Bulkeley’s approach in this part of the book is not to try to assess in any particular case whether a dream or approach to dreaming had a beneficial effect, but rather to look at whether the idea that it could is credible scientifically. 

When it comes to dreams of demonic seduction he uses a similar approach to that he used with aggressive nightmares and sexual dreams generally. Just as sexual dreams can prepare us to breed successfully, dreams about demonic seduction can prepare us to be suitably wary about the dangers which may occur in the breeding process.

The essential argument with prophetic dreams is that our mind has access to a lot of information about the important things going on in our lives and the dreaming process is one in which our mind is freed up to play around with the possibilities inherent in that information, so it is possible that we might make a better prediction of what lies ahead for us during a dream than we have while awake. This may not happen very often at all, but the fact that it can and that correct predictions are remembered while incorrect ones are forgotten, could explain why we have developed a cultural belief in the existence of dream prophecy.

The concept of dream incubation is central to the discussion of ritual healing through dreams. Many cultures believe that dreams can have a healing influence and there are practices and locations which can help to bring on such healing dreams. Sleep itself is central to the health of the body and the mind, so anything which reassures the individual and thus helps them to sleep more deeply and restfully is going to help the healing process, but the other factor Bulkeley discusses is the placebo effect. There are certain kinds of physical or mental ailment which have been shown to improve significantly simply because the sufferer believed that they would. If we combine these two factors then it is possible that someone going through a process of dream incubation may experience a noticeable improvement in their health because of a reassuring belief in the process, and a feature of that experience may be hopeful dreams or dreams which give good advice (making use of information absorbed but not previously activated). Once again, he is not saying that it works, but that it could conceivably work in some instances.
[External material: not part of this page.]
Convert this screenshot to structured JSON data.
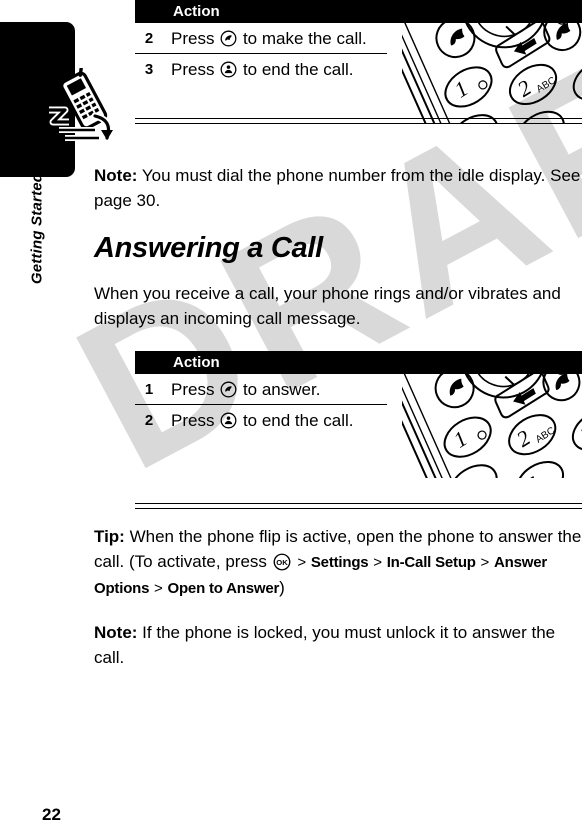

In the chapter on contemplative practice the emphasis is on pointing out the link between what happens in the brain during dreaming and what happens during meditation. There is also a discussion of lucid dreaming, in which the dreamer can become aware of the fact that they are dreaming and engage in all of the forms of conscious thinking which are accessible in the waking state. Thus dreaming can be a gateway to exploring alternate states of consciousness.

And for anyone who thinks he is too much of a dreamer, Bulkeley makes the following point :

“Dreaming is not opposed to skepticism. On the contrary, dreaming gives birth to skeptical consciousness. When people awaken from a dream (particularly a big dream), they immediately face a profound metaphysical question, one that has puzzled philosophers for ages: How does the reality of the dream relate to the reality of the waking world? This question echoes throughout human life as a conceptual template for critical thought and reflection.”